"Our understanding is the two sides are very close to an agreement," said Myron Brilliant, executive vice president for the U.S. Chamber of Commerce. "The timing is still to be determined."
Investors have already begun anticipating some type of resolution. Stocks soared Thursday after Gao's comments, but the stock rally faded in the afternoon.
Last month, Trump announced that he would drop his plan to increase tariffs to 30% on Oct. 15 as part of a first-phase trade deal, but made no mention of the tariffs he had already placed on more than $360 billion of Chinese products.
Since then, the United States has begun considering rolling back tariffs put in place Sept. 1 on more than $100 billion of Chinese food, clothing, lawn mowers and other products, according to people briefed on the discussions.
EYE ON MARKETS
Markets, which Trump pays close attention to, are increasingly optimistic about the chances for a deal and have been rising steadily.
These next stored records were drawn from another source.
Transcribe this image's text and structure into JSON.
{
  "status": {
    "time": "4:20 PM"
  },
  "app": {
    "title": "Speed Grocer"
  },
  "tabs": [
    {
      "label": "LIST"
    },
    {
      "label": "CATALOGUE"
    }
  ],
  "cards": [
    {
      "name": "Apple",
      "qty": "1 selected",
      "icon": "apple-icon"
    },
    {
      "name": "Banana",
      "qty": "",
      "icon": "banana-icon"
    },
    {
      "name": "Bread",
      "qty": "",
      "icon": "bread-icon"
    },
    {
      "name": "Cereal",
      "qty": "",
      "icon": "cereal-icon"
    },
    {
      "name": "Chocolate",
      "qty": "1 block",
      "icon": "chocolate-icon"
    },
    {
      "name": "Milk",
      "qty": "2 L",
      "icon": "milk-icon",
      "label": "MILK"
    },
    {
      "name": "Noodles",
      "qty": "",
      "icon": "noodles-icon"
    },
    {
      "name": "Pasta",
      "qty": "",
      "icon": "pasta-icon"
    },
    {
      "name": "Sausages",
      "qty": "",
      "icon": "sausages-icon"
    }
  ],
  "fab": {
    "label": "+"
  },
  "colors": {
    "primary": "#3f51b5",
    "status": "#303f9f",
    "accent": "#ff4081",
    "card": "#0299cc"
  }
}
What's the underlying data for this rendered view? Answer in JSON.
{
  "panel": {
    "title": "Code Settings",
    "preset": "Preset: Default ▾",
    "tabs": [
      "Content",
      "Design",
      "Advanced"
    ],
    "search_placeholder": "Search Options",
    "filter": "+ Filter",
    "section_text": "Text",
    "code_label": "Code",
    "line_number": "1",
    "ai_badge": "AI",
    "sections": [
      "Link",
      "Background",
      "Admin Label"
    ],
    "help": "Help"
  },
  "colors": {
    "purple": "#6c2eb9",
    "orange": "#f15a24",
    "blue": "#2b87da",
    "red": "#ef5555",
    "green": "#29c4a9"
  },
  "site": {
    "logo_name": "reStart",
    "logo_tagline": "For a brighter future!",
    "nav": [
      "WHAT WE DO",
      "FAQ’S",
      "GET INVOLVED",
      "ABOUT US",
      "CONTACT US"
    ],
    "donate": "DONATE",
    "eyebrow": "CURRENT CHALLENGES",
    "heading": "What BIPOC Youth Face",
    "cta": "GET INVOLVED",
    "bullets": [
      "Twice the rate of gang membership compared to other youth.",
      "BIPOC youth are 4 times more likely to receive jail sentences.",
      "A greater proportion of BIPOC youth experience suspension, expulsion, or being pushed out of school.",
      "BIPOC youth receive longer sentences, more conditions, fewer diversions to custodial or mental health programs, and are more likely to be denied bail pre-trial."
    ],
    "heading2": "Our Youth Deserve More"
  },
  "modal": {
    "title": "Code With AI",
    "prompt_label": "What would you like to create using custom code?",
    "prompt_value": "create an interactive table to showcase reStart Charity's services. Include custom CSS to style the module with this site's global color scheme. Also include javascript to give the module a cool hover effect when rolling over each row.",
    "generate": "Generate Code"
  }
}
"We can be cautiously optimistic here," said Mary Lovely, a trade economist at the Peterson Institute for International Economics in Washington. "The signals that are coming out are moving in the right direction for a deal."
While markets are booming, farm and manufacturing states continue to struggle under the weight of Trump's trade war, which has included retaliatory tariffs on U.S. goods.
The fight has brought the economies of several farm belt states to a near standstill, data released by the Commerce Department on Thursday showed. From the middle of 2018 through the middle of this year, growth in Iowa, Kansas and Nebraska slowed to less than 1% for the year, well below the more rapid expansions they had enjoyed in the first half of 2018.
In the second quarter of this year, which ran from April to June, gross domestic product rose by an annual rate of just 1.1% in Wisconsin, Michigan, Iowa, Illinois and Georgia. Gross domestic product grew by just 1% in Indiana and Kentucky.
While the Trump administration has insisted that Americans are not bearing the brunt of the tariffs, business and farmer groups disagree.
The lobbying group Tariffs Hurt the Heartland released a report this week that found that U.S. consumers and businesses have paid an additional $38 billion in tariffs between February 2018 and September 2019 as a result of the trade war.
"This data offers concrete proof that tariffs are taxes paid by American businesses, farmers and consumers -- not by China," said Jonathan Gold, spokesman for Americans for Free Trade. "This is why removing tariffs must be a part of the phase one deal."
The trade war has inflicted pain on both sides. U.S. tariffs now cover more than two-thirds of the products it imports from China, while Chinese tariffs cover 58% of China's imports from the United States, according to tracking by Chad Bown, a senior fellow at the Peterson Institute of Economics.
The trade war has contributed to a slowdown in China's economic growth, while economists have increasingly warned of the impact on the United States
Previous plans for Xi and Trump to meet on the sidelines of the Asia-Pacific Economic Cooperation summit meeting in Chile in mid-November were also thrown into disarray when the Chilean government canceled the meeting because of street protests.
Trump has expressed a preference for a signing in the United States, but locations in Europe and elsewhere also have been considered. Administration officials say that talks are still proceeding under roughly the original timeline, though the signing could be delayed somewhat.
The United States and China were close to a deal in early May. But when the draft agreement was broadly distributed within the Chinese leadership, its contents provoked worries about the extent of China's concessions. China's trade negotiators quickly demanded extensive changes in the agreement.
Information for this article was contributed by Ana Swanson and Keith Bradsher of The New York Times; by Sybilla Gross of Bloomberg News; and by Joe McDonald and Christopher Rugaber of The Associated Press.
In this March 29, 2018, file photo, Chinese Ministry of Commerce spokesman Gao Feng listens to a reporter's question during a press conference at the Ministry of Commerce in Beijing.
A Section on 11/08/2019
Print Headline: Rollback of tariffs said to be deal term